Writing a contemporary novel in the last nine years is writing under the shadow of 9/11. You cannot write any kind of book about American life and not have the impact of that day inform the work. To do so it as the author's peril. The world changed, America changed, people changed after that day. Life pivots around the day the planes struck the World Trade Center and you have life before and after and there is no comparison. Everything changed. Values. Lifestyles. Economics. Where we live. How we live. The spectre of 9/11 as a precursor of eventual Armageddon did not start to fade even five years after the event. Even if you did not put duct tape and plastic on your windows, you excepted the other shoe to drop any minute.
And so that leaves the novelist. How to get your hands around such a monstrous event? Earlier writers had to deal with World War II in much the same way. It was too big to handle, yet it changed writing itself. As did World War I. But 9/11 was not a war in a classic sense and so war novels will not do. There has been no Naked and the Dead. There has been no Thin Red Line or From Here to Eternity. Jonathan Letham and a few others have taken stabs at parts of mushroom cloud that is 9/11, but no one has nailed it per say. Even Jonathan Franzen sidestepped it in Freedom. It is just too big
But novelists must factor in 9/11 into their landscape. It did affect people. It does affect people and where that fits into your particular fiction will be determined by the skill of the novelist. People literally changed the way they lived after that day. People moved out of cities. They moved into the country to get away from a potential mushroom cloud and then nine years later could not remember why they moved. But they do know. It is there every time the anniversary rolls around. Our very polarized schizophrenic society is a testament to that day. Glen Beck, Tea parties, Sarah Palin...these are products of our troubled times and must be recognized by the novelist.
So we may stick our head in the sand and say 9/11 belongs to an era. But it does not. It is the Perfect Storm of the Twenty First Century, informing every aspect of American life. For the novelist the trick is to deal with this Perfect Storm, but not let it engulf and overwhelm the story. Anyone who lived through that very dark day can tell you that is no easy task.
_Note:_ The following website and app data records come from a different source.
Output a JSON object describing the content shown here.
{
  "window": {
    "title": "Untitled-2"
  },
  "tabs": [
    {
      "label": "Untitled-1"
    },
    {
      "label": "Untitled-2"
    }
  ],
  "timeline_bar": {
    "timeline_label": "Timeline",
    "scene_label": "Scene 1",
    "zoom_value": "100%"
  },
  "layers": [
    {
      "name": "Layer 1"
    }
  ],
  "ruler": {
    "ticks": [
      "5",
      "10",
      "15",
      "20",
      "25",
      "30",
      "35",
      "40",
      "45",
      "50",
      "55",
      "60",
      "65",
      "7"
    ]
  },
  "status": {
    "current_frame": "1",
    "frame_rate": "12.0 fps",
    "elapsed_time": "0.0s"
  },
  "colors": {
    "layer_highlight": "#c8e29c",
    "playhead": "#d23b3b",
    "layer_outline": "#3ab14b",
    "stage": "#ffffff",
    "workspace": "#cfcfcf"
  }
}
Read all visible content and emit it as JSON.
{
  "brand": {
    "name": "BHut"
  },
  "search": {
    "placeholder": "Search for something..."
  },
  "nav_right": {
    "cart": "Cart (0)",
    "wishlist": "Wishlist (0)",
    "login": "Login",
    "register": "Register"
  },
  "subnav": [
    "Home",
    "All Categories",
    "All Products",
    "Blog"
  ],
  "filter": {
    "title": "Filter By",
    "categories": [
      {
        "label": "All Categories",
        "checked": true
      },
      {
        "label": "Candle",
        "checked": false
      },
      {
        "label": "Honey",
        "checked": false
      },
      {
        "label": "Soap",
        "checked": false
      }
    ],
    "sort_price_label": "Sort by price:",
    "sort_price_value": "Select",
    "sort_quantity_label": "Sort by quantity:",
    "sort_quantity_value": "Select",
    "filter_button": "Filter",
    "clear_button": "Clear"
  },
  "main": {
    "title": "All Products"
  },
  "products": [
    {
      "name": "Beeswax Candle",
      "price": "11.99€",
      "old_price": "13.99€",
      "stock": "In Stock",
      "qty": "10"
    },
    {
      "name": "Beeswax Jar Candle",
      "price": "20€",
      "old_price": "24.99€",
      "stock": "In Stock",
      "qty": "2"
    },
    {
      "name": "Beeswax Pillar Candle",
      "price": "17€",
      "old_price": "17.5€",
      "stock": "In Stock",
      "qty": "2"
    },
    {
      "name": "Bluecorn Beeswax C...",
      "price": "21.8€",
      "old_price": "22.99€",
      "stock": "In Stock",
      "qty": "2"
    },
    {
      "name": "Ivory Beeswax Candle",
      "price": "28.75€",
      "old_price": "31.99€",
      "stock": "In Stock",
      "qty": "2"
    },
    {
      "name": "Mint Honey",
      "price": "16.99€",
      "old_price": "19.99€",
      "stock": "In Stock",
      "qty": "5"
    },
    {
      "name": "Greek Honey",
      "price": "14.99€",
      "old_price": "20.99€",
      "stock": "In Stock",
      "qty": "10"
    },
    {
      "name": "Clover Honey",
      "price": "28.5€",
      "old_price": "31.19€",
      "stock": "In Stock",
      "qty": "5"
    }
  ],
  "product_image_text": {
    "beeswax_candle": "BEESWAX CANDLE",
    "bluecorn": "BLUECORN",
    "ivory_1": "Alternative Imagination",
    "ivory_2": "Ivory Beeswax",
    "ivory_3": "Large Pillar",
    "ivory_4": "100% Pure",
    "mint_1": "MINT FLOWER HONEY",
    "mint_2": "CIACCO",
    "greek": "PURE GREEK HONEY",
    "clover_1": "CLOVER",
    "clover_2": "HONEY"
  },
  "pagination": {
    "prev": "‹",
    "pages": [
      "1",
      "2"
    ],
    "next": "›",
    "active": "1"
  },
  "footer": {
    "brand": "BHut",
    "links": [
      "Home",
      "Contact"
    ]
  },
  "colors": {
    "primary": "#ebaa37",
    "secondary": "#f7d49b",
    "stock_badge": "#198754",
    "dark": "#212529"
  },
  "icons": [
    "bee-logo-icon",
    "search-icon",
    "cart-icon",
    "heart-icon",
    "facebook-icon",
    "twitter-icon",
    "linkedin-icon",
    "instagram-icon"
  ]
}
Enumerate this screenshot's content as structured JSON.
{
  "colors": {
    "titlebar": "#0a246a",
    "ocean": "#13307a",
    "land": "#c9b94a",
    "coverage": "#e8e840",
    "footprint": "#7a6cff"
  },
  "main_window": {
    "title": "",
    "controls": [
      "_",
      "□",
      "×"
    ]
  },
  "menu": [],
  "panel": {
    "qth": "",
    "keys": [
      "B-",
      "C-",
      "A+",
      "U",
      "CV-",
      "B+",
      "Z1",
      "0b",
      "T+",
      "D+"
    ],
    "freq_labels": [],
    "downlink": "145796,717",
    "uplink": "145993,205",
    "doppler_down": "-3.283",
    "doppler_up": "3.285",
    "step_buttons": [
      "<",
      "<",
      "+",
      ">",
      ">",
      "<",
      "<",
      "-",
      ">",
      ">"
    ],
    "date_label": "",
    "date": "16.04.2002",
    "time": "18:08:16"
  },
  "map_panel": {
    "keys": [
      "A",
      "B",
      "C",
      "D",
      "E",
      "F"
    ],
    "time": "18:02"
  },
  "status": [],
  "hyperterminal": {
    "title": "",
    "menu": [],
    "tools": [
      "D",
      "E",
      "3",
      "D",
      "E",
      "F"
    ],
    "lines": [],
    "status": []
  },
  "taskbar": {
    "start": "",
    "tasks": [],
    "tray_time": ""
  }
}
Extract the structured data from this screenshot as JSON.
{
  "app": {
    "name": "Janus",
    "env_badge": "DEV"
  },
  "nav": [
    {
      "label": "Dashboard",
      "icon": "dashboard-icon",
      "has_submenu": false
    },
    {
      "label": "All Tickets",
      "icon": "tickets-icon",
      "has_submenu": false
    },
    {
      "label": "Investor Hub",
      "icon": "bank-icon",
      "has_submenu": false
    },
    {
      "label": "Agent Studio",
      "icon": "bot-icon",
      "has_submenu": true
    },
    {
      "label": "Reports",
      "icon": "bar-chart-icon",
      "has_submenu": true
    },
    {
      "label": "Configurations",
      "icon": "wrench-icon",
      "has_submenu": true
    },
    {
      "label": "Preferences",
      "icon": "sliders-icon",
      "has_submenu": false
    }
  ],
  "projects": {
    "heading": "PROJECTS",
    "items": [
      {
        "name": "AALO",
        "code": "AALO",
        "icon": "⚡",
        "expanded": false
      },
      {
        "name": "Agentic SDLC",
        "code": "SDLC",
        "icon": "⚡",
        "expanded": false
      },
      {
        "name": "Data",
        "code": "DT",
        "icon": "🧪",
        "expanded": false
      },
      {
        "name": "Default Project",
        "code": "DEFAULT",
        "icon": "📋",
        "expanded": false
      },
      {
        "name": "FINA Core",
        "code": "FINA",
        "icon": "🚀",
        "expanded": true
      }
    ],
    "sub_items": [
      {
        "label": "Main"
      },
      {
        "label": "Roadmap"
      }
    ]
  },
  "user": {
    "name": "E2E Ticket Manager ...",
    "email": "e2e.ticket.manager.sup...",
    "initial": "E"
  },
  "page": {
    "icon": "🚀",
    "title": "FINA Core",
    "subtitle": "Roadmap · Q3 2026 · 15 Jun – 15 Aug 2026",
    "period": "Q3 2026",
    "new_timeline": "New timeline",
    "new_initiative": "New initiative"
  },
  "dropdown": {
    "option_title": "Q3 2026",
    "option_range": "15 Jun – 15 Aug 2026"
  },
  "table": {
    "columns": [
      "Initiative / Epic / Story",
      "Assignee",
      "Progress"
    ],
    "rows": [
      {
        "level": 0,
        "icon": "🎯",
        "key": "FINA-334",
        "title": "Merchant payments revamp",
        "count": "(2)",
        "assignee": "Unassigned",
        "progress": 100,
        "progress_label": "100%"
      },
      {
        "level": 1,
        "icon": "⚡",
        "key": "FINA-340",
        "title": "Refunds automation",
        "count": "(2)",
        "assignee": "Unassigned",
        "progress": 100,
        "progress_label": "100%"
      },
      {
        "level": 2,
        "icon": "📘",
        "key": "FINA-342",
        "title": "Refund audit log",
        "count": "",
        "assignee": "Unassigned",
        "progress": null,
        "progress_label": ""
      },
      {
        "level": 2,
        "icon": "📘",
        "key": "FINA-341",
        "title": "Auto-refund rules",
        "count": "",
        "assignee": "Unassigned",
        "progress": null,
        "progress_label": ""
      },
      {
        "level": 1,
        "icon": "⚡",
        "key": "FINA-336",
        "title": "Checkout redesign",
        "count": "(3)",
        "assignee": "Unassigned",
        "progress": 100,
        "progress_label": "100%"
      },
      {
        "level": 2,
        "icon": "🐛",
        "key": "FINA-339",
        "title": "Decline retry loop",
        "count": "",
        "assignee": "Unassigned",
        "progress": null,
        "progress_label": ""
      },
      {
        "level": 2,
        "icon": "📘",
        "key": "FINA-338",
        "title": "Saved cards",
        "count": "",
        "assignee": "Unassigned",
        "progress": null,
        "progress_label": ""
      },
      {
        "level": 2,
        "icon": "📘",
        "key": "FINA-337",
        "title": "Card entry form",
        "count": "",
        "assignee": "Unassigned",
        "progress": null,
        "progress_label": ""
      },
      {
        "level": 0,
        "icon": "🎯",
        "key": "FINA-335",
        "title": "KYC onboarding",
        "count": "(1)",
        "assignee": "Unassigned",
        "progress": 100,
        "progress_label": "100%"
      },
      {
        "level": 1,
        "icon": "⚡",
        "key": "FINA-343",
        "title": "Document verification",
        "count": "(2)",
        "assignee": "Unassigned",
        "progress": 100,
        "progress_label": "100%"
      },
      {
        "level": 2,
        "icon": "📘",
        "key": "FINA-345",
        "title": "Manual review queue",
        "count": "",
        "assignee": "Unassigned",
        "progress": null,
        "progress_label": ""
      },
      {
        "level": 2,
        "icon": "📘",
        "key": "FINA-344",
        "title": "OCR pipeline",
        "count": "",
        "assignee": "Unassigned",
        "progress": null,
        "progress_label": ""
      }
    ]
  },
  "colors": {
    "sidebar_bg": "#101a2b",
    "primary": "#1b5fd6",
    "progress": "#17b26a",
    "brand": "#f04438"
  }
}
William Hazelgrove's latest novel Rocket Man is due out in September.